For this post I’m doing something different. I’m reviewing two middle grade nonfiction books from the Orca Footprints series. Why? Mostly because it’s been months since I did a review. But also because I want to share some more good news: I just signed a contract to write a book for this series that will be coming out in 2024!
Stay tuned for more information on my title in the Footprints series but first… the reviews!
Nature out of Balance starts with a chapter, “Here, There and Everywhere” which describes what makes a species invasive and how they become that way. Perhaps what I love most about this book is that Wilcox doesn’t wait till the end to reveal the biggest invasive species of all: humans.
From there, Wilcox goes on to explain how ecosystems work, how to prevent species from becoming invasive and what to about species that have already invaded. Each chapter contains several eco facts and invasive all-stars sidebars, which provide details on a wide range of species from zebra mussels and starlings to rats and cats.

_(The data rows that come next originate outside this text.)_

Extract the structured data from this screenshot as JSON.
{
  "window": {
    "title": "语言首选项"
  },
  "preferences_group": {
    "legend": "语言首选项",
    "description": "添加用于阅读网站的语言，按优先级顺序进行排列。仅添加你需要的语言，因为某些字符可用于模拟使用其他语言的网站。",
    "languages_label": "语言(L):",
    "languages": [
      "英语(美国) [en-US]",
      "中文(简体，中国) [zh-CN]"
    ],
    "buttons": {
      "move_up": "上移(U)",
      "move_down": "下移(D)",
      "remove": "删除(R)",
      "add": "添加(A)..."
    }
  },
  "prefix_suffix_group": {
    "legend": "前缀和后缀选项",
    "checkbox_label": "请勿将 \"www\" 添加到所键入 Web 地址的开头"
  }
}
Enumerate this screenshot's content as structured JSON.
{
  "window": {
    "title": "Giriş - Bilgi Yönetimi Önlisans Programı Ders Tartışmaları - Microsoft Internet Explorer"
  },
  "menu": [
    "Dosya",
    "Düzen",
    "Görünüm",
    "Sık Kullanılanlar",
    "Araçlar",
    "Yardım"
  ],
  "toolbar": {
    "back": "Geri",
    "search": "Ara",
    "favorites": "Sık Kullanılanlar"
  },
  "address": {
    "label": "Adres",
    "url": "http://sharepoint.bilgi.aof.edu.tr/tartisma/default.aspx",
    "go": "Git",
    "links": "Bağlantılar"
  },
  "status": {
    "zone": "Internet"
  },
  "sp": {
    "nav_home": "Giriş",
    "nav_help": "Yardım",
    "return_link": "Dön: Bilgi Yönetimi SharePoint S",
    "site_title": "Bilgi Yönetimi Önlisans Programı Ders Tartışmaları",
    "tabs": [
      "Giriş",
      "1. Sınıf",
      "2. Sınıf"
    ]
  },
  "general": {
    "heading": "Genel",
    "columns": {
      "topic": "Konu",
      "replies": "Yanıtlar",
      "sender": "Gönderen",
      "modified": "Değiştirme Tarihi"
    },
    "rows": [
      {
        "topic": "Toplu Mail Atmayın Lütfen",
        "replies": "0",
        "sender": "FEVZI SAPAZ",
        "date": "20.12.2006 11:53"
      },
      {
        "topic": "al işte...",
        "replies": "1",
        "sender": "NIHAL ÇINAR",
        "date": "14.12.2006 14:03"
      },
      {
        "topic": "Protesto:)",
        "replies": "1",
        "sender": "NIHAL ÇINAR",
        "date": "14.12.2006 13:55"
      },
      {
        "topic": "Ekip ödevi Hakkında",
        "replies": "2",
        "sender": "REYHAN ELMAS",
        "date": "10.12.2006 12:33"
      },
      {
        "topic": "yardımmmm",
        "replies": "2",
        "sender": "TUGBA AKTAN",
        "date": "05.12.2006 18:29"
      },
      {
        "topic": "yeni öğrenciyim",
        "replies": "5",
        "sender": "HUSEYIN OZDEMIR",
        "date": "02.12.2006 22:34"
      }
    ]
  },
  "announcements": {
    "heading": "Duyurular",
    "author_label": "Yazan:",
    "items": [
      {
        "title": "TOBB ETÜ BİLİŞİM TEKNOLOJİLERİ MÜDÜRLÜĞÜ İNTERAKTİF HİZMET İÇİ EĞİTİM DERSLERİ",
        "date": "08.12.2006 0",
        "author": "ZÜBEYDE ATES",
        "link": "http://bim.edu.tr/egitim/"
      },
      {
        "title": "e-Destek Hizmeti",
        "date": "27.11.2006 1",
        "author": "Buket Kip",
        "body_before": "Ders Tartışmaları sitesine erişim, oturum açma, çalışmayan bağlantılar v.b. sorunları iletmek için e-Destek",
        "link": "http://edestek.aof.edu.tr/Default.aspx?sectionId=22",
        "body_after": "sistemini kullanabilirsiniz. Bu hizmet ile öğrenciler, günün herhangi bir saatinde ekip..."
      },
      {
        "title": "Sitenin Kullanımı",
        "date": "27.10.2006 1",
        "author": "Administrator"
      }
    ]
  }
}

Following a similar format, Design Like Nature has facts as call outs and more in-depth sidebars throughout. After a brief introduction, the authors dive in with inventions (like solar panels that convert sun into energy just like plant cells), engineering (how chip bags are like insect exoskeletons) and asking advice from nature (copying fireflies to design LED lights).
In Design Like Nature, however, it was the last chapter I liked the most. Other chapters introduce environmental concepts like plastic pollution and energy wastage but “Reducing our Footprint” really tackles how we can design things to create a better world. Building cooler cities by learning from trees, using bacteria to dye clothes and developing a better wind turbines by observing how fish swim are all good ideas. The authors make them–and many more–seem achievable and feature specific people trying to make change.
Both books have multiple colour photographs throughout each of the four chapters. Like most books in the Footprints series, they also contain back matter that includes acknowledgments, resources, glossary and index. WIth twenty-six books already available and more to come, this series is a great addition to any classroom or library. They also stand alone and these two titles, Design Like Nature and Nature out of Balance, are a great place to start.
Here’s how Orca describes their Footprints series:
“Kids today inhabit a world full of complex—and often mystifying—environmental issues. Orca Footprints aim to help kids answer their questions about the state of the natural world with well-researched, simply-expressed information and powerful images. With topics such as food production, water, cycling and sustainable energy, these books will inspire kids to take action.”
I can’t tell you how proud I am to be part of this collection. And now for a little teaser… my book in the series will be about climate change, told from a unique angle.
Curious? Then please watch for updates! And thanks for your support.